Dataset rows describing interfaces:
Start of Block
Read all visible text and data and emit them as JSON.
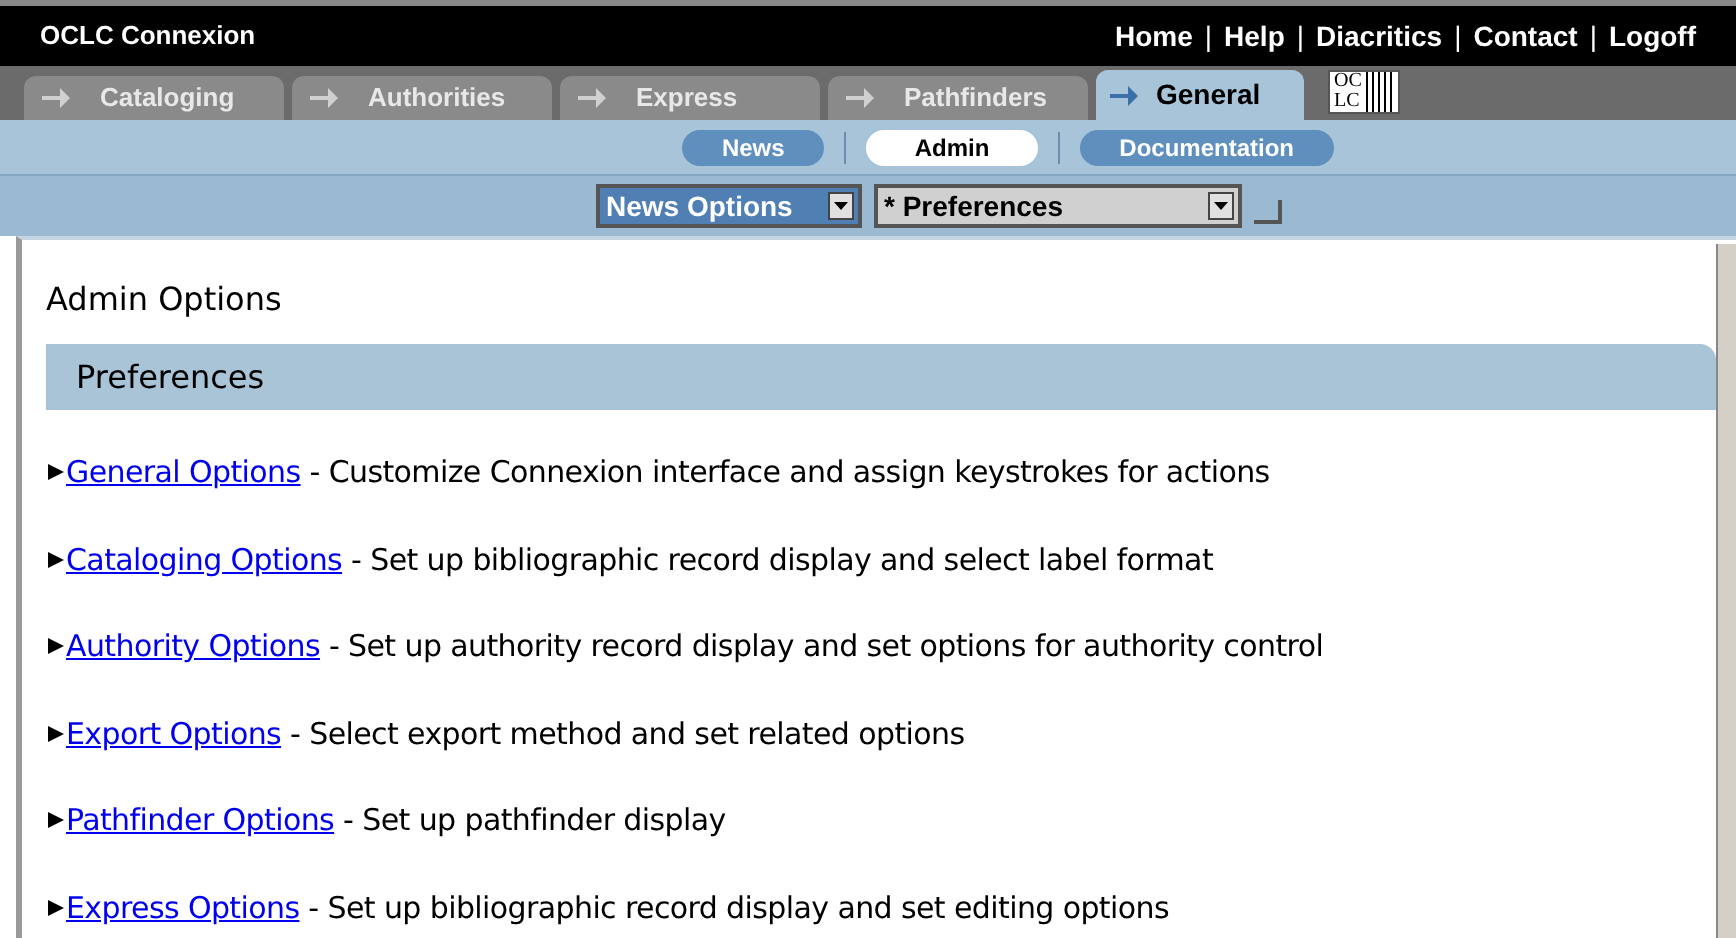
{
  "header": {
    "title": "OCLC Connexion",
    "links": [
      "Home",
      "Help",
      "Diacritics",
      "Contact",
      "Logoff"
    ],
    "separator": "|"
  },
  "tabs": [
    {
      "label": "Cataloging",
      "selected": false
    },
    {
      "label": "Authorities",
      "selected": false
    },
    {
      "label": "Express",
      "selected": false
    },
    {
      "label": "Pathfinders",
      "selected": false
    },
    {
      "label": "General",
      "selected": true
    }
  ],
  "logo": {
    "top": "OC",
    "bottom": "LC"
  },
  "subnav": [
    {
      "label": "News",
      "selected": false
    },
    {
      "label": "Admin",
      "selected": true
    },
    {
      "label": "Documentation",
      "selected": false
    }
  ],
  "selects": [
    {
      "value": "News Options",
      "kind": "highlighted"
    },
    {
      "value": "* Preferences",
      "kind": "plain"
    }
  ],
  "page_title": "Admin Options",
  "section": "Preferences",
  "options": [
    {
      "link": "General Options",
      "description": " - Customize Connexion interface and assign keystrokes for actions"
    },
    {
      "link": "Cataloging Options",
      "description": " - Set up bibliographic record display and select label format"
    },
    {
      "link": "Authority Options",
      "description": " - Set up authority record display and set options for authority control"
    },
    {
      "link": "Export Options",
      "description": " - Select export method and set related options"
    },
    {
      "link": "Pathfinder Options",
      "description": " - Set up pathfinder display"
    },
    {
      "link": "Express Options",
      "description": " - Set up bibliographic record display and set editing options"
    }
  ]
}
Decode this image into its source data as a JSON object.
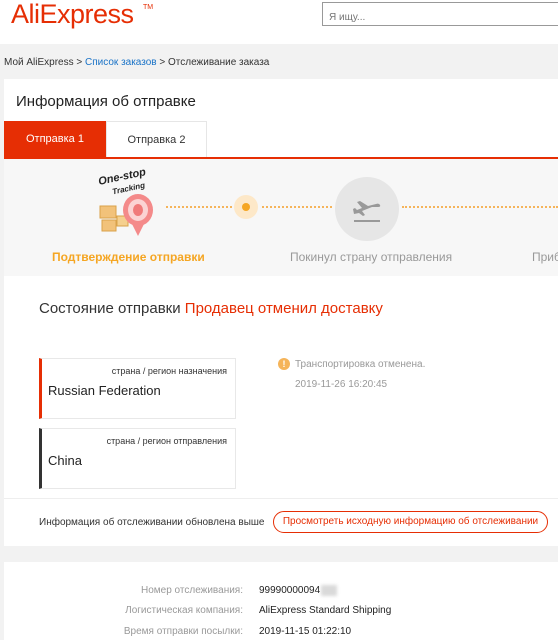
{
  "header": {
    "logo": "AliExpress",
    "logo_tm": "TM",
    "search_placeholder": "Я ищу..."
  },
  "breadcrumb": {
    "home": "Мой AliExpress",
    "sep1": " > ",
    "orders": "Список заказов",
    "sep2": " > ",
    "current": "Отслеживание заказа"
  },
  "shipping": {
    "title": "Информация об отправке",
    "tabs": [
      {
        "label": "Отправка 1",
        "active": true
      },
      {
        "label": "Отправка 2",
        "active": false
      }
    ],
    "badge_line1": "One-stop",
    "badge_line2": "Tracking",
    "steps": [
      {
        "label": "Подтверждение отправки",
        "state": "current"
      },
      {
        "label": "Покинул страну отправления",
        "state": "pending"
      },
      {
        "label": "Приб",
        "state": "pending"
      }
    ],
    "status_prefix": "Состояние отправки",
    "status_value": "Продавец отменил доставку",
    "destination": {
      "label": "страна / регион назначения",
      "value": "Russian Federation"
    },
    "origin": {
      "label": "страна / регион отправления",
      "value": "China"
    },
    "event": {
      "icon": "info-icon",
      "text": "Транспортировка отменена.",
      "time": "2019-11-26 16:20:45"
    },
    "updated_text": "Информация об отслеживании обновлена выше",
    "original_button": "Просмотреть исходную информацию об отслеживании"
  },
  "details": {
    "tracking_label": "Номер отслеживания:",
    "tracking_value": "99990000094",
    "carrier_label": "Логистическая компания:",
    "carrier_value": "AliExpress Standard Shipping",
    "sent_label": "Время отправки посылки:",
    "sent_value": "2019-11-15 01:22:10"
  },
  "colors": {
    "accent": "#e62e04",
    "step_active": "#f5a623",
    "link": "#1a73c7"
  }
}
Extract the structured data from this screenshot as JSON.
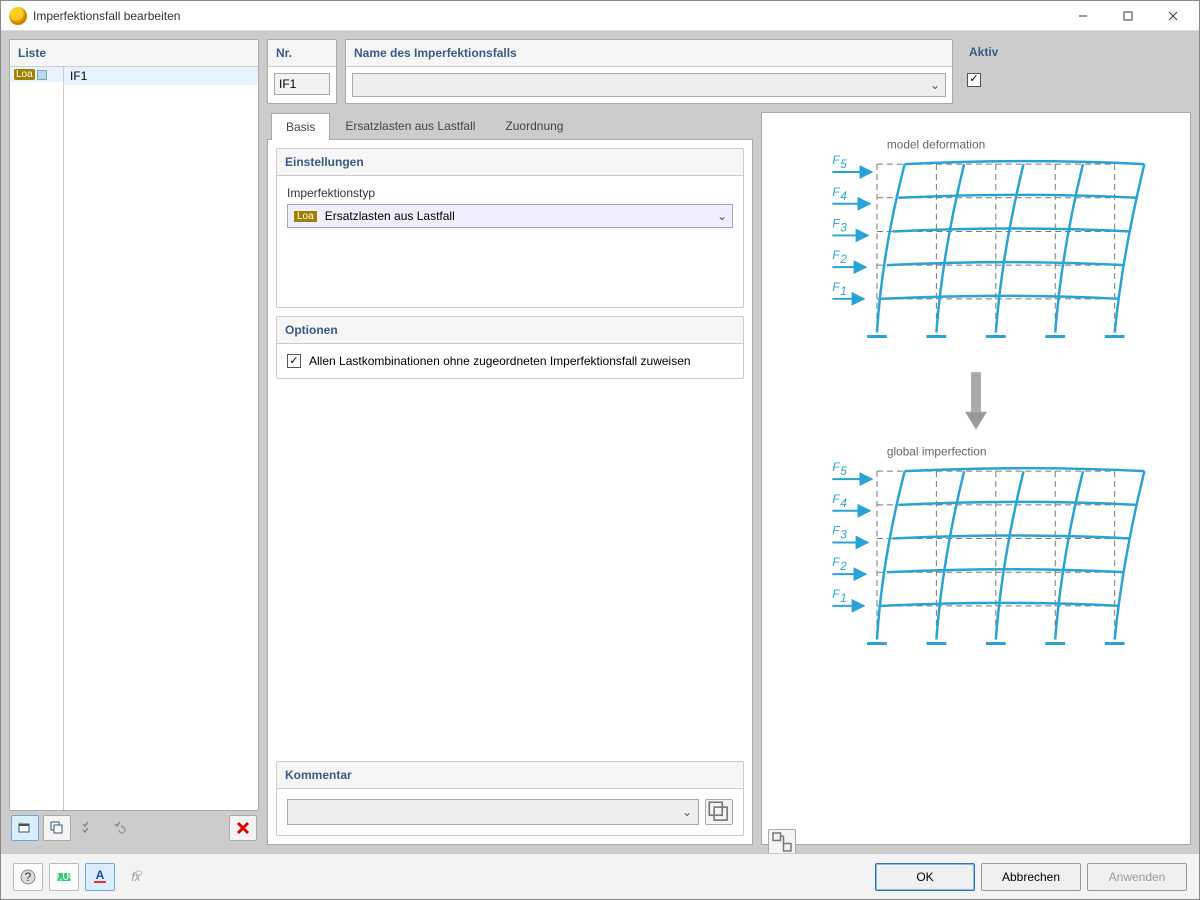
{
  "window": {
    "title": "Imperfektionsfall bearbeiten"
  },
  "list": {
    "header": "Liste",
    "typeTag": "Loa",
    "items": [
      "IF1"
    ]
  },
  "fields": {
    "nr": {
      "label": "Nr.",
      "value": "IF1"
    },
    "name": {
      "label": "Name des Imperfektionsfalls",
      "value": ""
    },
    "aktiv": {
      "label": "Aktiv",
      "checked": true
    }
  },
  "tabs": {
    "items": [
      "Basis",
      "Ersatzlasten aus Lastfall",
      "Zuordnung"
    ],
    "active": 0
  },
  "settings": {
    "header": "Einstellungen",
    "typeLabel": "Imperfektionstyp",
    "typeTag": "Loa",
    "typeValue": "Ersatzlasten aus Lastfall"
  },
  "options": {
    "header": "Optionen",
    "assignAll": {
      "label": "Allen Lastkombinationen ohne zugeordneten Imperfektionsfall zuweisen",
      "checked": true
    }
  },
  "comment": {
    "header": "Kommentar",
    "value": ""
  },
  "preview": {
    "title1": "model deformation",
    "title2": "global imperfection",
    "forces": [
      "F₅",
      "F₄",
      "F₃",
      "F₂",
      "F₁"
    ]
  },
  "buttons": {
    "ok": "OK",
    "cancel": "Abbrechen",
    "apply": "Anwenden"
  }
}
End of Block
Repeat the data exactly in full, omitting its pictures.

- _Solution to the problem_
Read all visible text and data and emit them as JSON.
{
  "header": {
    "title": "OCLC Connexion",
    "links": [
      "Home",
      "Help",
      "Diacritics",
      "Contact",
      "Logoff"
    ],
    "separator": "|"
  },
  "tabs": [
    {
      "label": "Cataloging",
      "selected": false
    },
    {
      "label": "Authorities",
      "selected": false
    },
    {
      "label": "Express",
      "selected": false
    },
    {
      "label": "Pathfinders",
      "selected": false
    },
    {
      "label": "General",
      "selected": true
    }
  ],
  "logo": {
    "top": "OC",
    "bottom": "LC"
  },
  "subnav": [
    {
      "label": "News",
      "selected": false
    },
    {
      "label": "Admin",
      "selected": true
    },
    {
      "label": "Documentation",
      "selected": false
    }
  ],
  "selects": [
    {
      "value": "News Options",
      "kind": "highlighted"
    },
    {
      "value": "* Preferences",
      "kind": "plain"
    }
  ],
  "page_title": "Admin Options",
  "section": "Preferences",
  "options": [
    {
      "link": "General Options",
      "description": " - Customize Connexion interface and assign keystrokes for actions"
    },
    {
      "link": "Cataloging Options",
      "description": " - Set up bibliographic record display and select label format"
    },
    {
      "link": "Authority Options",
      "description": " - Set up authority record display and set options for authority control"
    },
    {
      "link": "Export Options",
      "description": " - Select export method and set related options"
    },
    {
      "link": "Pathfinder Options",
      "description": " - Set up pathfinder display"
    },
    {
      "link": "Express Options",
      "description": " - Set up bibliographic record display and set editing options"
    }
  ]
}
Decode this image into its source data as a JSON object.
{
  "header": {
    "logo": "AliExpress",
    "logo_tm": "TM",
    "search_placeholder": "Я ищу..."
  },
  "breadcrumb": {
    "home": "Мой AliExpress",
    "sep1": " > ",
    "orders": "Список заказов",
    "sep2": " > ",
    "current": "Отслеживание заказа"
  },
  "shipping": {
    "title": "Информация об отправке",
    "tabs": [
      {
        "label": "Отправка 1",
        "active": true
      },
      {
        "label": "Отправка 2",
        "active": false
      }
    ],
    "badge_line1": "One-stop",
    "badge_line2": "Tracking",
    "steps": [
      {
        "label": "Подтверждение отправки",
        "state": "current"
      },
      {
        "label": "Покинул страну отправления",
        "state": "pending"
      },
      {
        "label": "Приб",
        "state": "pending"
      }
    ],
    "status_prefix": "Состояние отправки",
    "status_value": "Продавец отменил доставку",
    "destination": {
      "label": "страна / регион назначения",
      "value": "Russian Federation"
    },
    "origin": {
      "label": "страна / регион отправления",
      "value": "China"
    },
    "event": {
      "icon": "info-icon",
      "text": "Транспортировка отменена.",
      "time": "2019-11-26 16:20:45"
    },
    "updated_text": "Информация об отслеживании обновлена выше",
    "original_button": "Просмотреть исходную информацию об отслеживании"
  },
  "details": {
    "tracking_label": "Номер отслеживания:",
    "tracking_value": "99990000094",
    "carrier_label": "Логистическая компания:",
    "carrier_value": "AliExpress Standard Shipping",
    "sent_label": "Время отправки посылки:",
    "sent_value": "2019-11-15 01:22:10"
  },
  "colors": {
    "accent": "#e62e04",
    "step_active": "#f5a623",
    "link": "#1a73c7"
  }
}
Extract the structured data from this screenshot as JSON.
{
  "window": {
    "title": "Imperfektionsfall bearbeiten"
  },
  "list": {
    "header": "Liste",
    "typeTag": "Loa",
    "items": [
      "IF1"
    ]
  },
  "fields": {
    "nr": {
      "label": "Nr.",
      "value": "IF1"
    },
    "name": {
      "label": "Name des Imperfektionsfalls",
      "value": ""
    },
    "aktiv": {
      "label": "Aktiv",
      "checked": true
    }
  },
  "tabs": {
    "items": [
      "Basis",
      "Ersatzlasten aus Lastfall",
      "Zuordnung"
    ],
    "active": 0
  },
  "settings": {
    "header": "Einstellungen",
    "typeLabel": "Imperfektionstyp",
    "typeTag": "Loa",
    "typeValue": "Ersatzlasten aus Lastfall"
  },
  "options": {
    "header": "Optionen",
    "assignAll": {
      "label": "Allen Lastkombinationen ohne zugeordneten Imperfektionsfall zuweisen",
      "checked": true
    }
  },
  "comment": {
    "header": "Kommentar",
    "value": ""
  },
  "preview": {
    "title1": "model deformation",
    "title2": "global imperfection",
    "forces": [
      "F₅",
      "F₄",
      "F₃",
      "F₂",
      "F₁"
    ]
  },
  "buttons": {
    "ok": "OK",
    "cancel": "Abbrechen",
    "apply": "Anwenden"
  }
}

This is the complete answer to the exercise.